| Work order |
Copy out each line of the data below in which "this" appears.

Provided material section start

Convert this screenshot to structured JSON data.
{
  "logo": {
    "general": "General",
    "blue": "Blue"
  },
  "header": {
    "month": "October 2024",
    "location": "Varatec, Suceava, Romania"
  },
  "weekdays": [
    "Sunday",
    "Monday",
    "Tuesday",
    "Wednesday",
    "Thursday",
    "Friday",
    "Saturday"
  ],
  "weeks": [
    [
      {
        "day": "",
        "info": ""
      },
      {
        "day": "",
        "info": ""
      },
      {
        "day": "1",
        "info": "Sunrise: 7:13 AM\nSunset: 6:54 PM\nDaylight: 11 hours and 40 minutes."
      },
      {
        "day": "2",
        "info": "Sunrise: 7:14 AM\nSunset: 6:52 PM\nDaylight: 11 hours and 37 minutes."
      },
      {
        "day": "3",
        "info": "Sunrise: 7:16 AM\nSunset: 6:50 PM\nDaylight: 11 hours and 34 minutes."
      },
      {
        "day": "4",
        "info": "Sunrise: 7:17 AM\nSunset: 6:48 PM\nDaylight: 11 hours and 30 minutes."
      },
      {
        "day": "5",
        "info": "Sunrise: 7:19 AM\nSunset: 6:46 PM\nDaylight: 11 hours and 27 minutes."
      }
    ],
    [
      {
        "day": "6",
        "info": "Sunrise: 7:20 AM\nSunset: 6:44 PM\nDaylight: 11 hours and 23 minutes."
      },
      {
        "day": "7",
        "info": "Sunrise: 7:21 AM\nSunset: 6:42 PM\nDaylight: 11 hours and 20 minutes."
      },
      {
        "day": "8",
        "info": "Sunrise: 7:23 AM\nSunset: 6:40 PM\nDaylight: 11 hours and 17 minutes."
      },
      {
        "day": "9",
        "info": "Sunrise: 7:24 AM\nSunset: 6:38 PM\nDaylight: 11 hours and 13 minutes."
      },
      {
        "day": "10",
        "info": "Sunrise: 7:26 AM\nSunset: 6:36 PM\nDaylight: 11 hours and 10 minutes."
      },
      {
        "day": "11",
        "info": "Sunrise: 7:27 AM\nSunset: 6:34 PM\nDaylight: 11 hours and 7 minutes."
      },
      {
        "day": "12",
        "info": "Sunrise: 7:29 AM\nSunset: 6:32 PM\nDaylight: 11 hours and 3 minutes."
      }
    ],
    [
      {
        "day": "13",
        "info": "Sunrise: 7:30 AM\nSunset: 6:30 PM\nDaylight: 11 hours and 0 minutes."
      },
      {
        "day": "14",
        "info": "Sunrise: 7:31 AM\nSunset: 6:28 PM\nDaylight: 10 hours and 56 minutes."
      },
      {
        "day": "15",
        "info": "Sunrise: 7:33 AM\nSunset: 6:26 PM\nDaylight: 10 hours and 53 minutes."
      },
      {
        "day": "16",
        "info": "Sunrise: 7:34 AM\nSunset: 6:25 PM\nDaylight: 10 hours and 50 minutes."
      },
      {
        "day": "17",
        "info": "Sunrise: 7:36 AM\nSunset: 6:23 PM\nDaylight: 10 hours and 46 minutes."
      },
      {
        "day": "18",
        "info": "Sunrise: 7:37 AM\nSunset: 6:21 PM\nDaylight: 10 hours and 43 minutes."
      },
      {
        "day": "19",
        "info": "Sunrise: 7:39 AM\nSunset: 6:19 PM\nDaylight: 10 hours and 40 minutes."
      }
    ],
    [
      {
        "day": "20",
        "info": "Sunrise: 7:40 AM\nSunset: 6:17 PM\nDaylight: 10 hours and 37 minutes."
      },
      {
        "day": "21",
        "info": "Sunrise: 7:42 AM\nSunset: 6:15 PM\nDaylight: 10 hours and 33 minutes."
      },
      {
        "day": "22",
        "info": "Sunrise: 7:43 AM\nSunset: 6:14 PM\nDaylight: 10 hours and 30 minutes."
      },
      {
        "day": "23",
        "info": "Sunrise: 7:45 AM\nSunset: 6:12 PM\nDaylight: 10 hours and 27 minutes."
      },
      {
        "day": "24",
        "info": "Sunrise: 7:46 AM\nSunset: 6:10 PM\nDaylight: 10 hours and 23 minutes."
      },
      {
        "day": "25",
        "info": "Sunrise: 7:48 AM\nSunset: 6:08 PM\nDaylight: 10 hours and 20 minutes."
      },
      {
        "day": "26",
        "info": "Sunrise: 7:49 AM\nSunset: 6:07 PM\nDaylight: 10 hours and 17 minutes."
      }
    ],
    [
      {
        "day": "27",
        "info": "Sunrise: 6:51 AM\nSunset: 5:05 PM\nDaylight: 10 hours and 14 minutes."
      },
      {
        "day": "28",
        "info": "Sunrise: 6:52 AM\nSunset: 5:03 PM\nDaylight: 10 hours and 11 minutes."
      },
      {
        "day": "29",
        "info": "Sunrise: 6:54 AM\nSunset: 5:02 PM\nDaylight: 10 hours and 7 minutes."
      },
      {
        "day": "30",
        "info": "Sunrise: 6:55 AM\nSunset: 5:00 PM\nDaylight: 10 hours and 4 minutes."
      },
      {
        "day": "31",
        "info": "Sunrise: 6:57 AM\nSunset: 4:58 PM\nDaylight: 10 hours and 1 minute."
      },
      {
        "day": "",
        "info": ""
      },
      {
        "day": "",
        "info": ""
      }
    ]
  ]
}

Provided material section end
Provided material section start

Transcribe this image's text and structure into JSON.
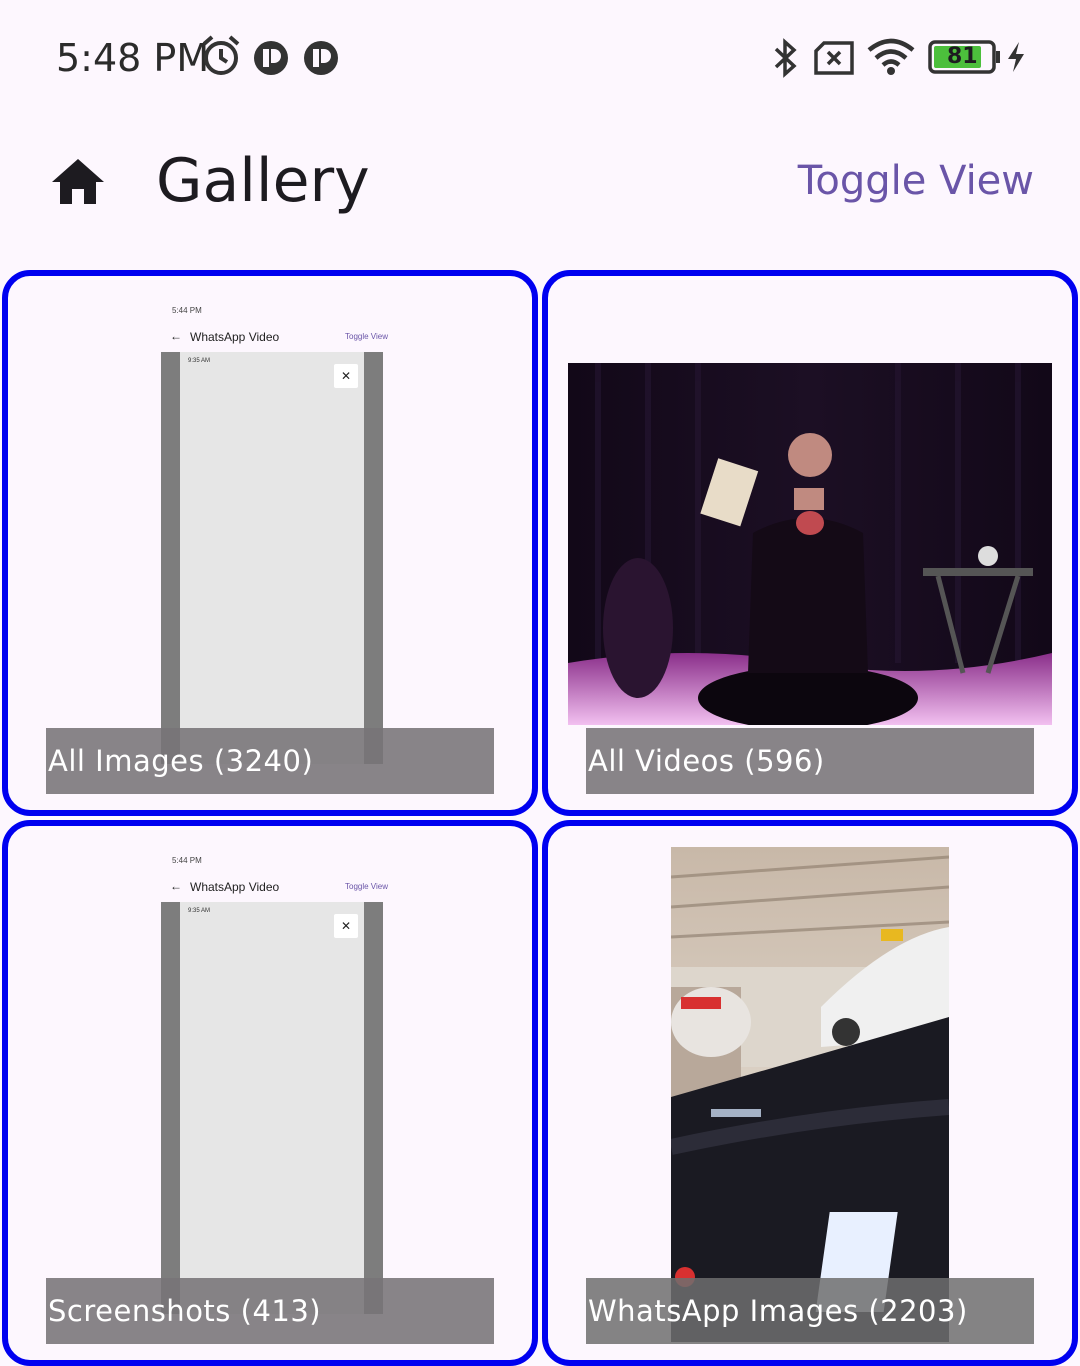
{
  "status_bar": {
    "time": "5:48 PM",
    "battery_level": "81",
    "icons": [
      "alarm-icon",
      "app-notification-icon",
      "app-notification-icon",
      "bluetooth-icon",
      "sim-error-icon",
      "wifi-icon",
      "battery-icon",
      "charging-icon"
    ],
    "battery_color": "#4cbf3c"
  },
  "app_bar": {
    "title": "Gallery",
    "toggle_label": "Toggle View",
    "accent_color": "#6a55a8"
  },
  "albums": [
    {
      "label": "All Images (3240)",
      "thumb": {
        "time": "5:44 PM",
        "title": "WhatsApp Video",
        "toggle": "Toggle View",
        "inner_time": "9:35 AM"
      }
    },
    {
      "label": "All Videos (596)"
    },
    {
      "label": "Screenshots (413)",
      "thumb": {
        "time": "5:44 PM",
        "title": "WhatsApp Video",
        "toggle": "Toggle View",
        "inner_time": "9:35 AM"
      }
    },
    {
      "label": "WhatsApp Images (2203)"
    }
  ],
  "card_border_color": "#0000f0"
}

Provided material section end

| Written response |
Convert this screenshot to structured JSON data.
Transcribe this image's text and structure into JSON.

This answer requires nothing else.